By Craig McKee
“America is under attack.”
These were the words spoken by White House chief of staff Andrew Card to President George W. Bush as he sat in a Florida classroom just after 9 a.m. on Sept. 11, 2001. Bush had been listening as the students read a story called The Pet Goat.
The moment was immortalized for comedic effect in Michael Moore’s documentary Fahrenheit 911. Bush looked stunned and confused: like he had no idea what to do. After a few agonizing seconds, he reached for the book and began following along. He sat there for approximately eight minutes reading while all hell was breaking loose in the skies.
But to focus on how incompetent he looked is to risk missing the real point. He may have been in over his head, but there are more serious implications of his behaviour than just incompetence.
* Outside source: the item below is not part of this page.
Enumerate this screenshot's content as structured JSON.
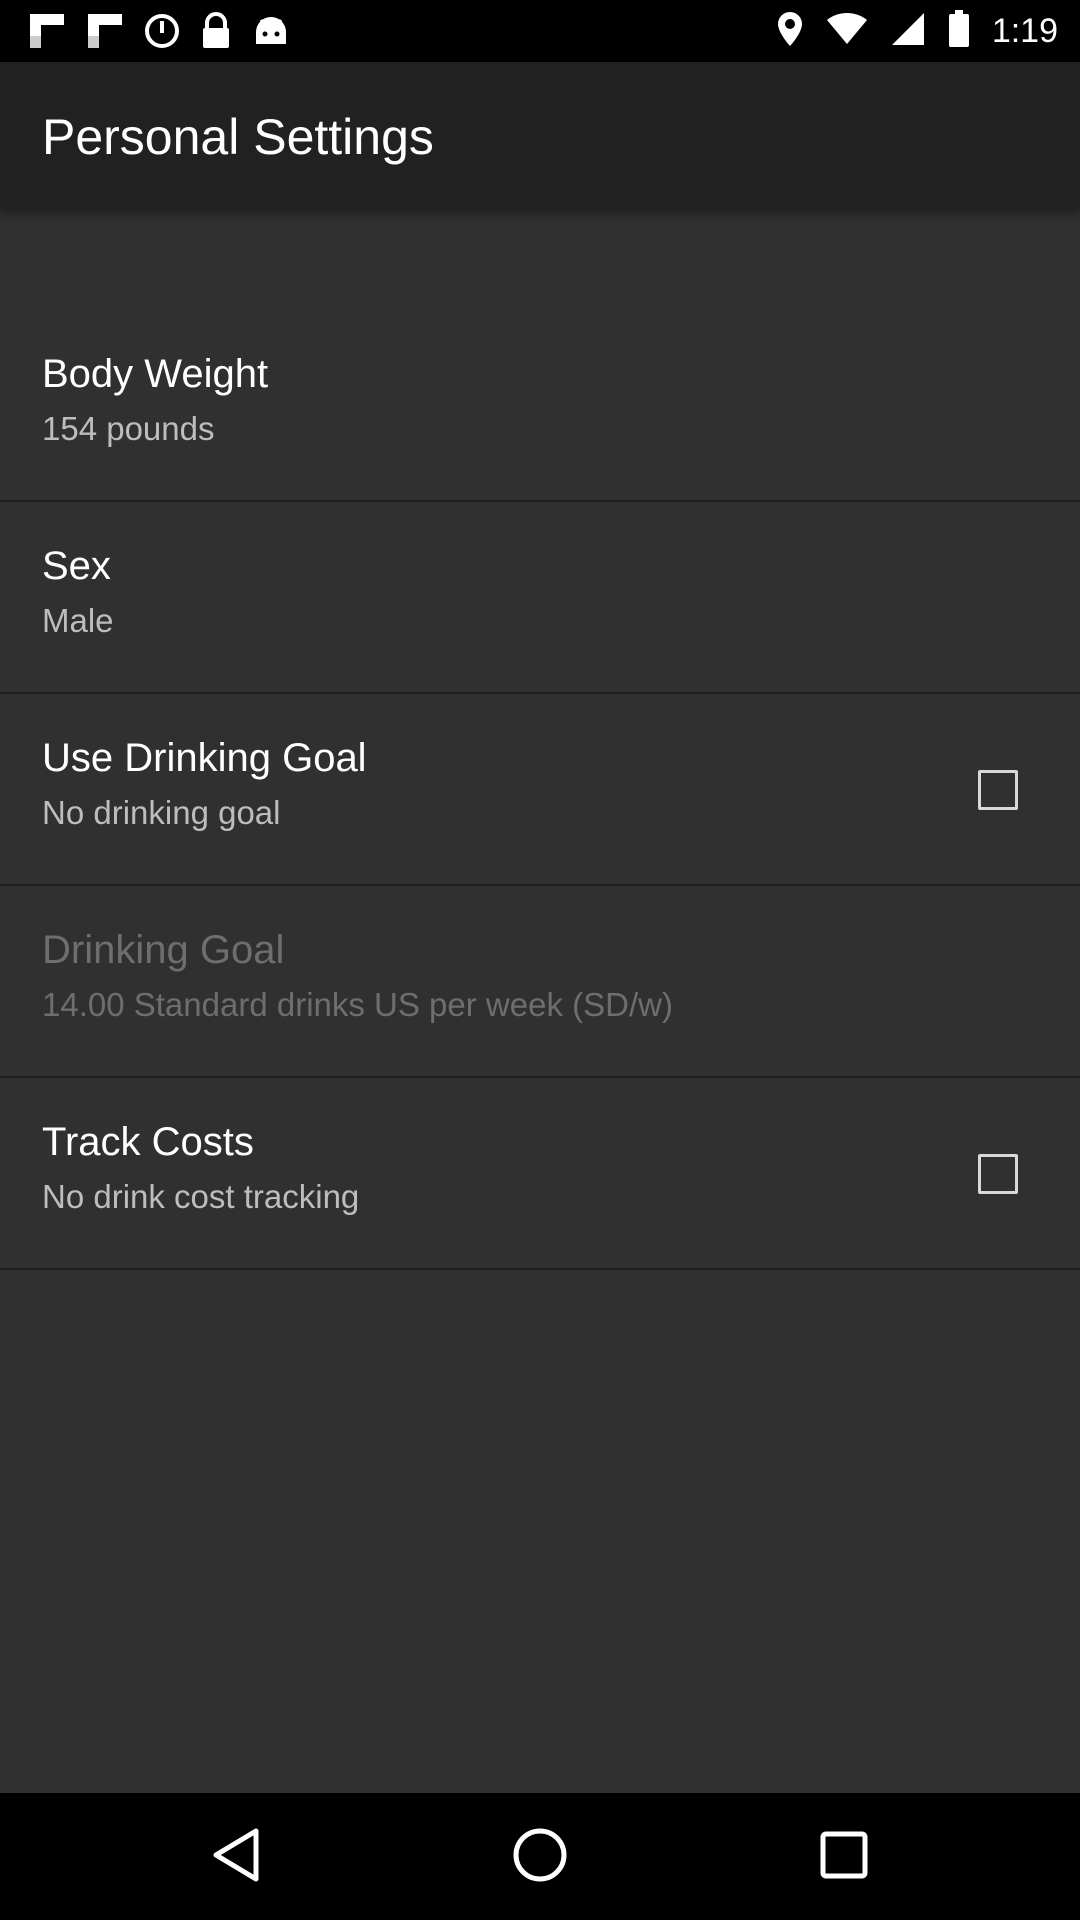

Let’s look at Bush’s reaction in context: by the time he received the news from Card, it was known to his top advisors that two hijacked airliners had been flown into the two towers of the World Trade Center. They also knew that a third plane was off course, out of contact, and presumed to be hijacked. It could have been heading to the White House, the Capital Building, or even to Booker Elementary School in Sarasota, Florida where Bush and the kids were reading.
Bush’s schedule had been public for several days, so there was no way to know whether terrorists intended to target him at the school. His life could have been in danger, to say nothing of the lives of the children. (more…)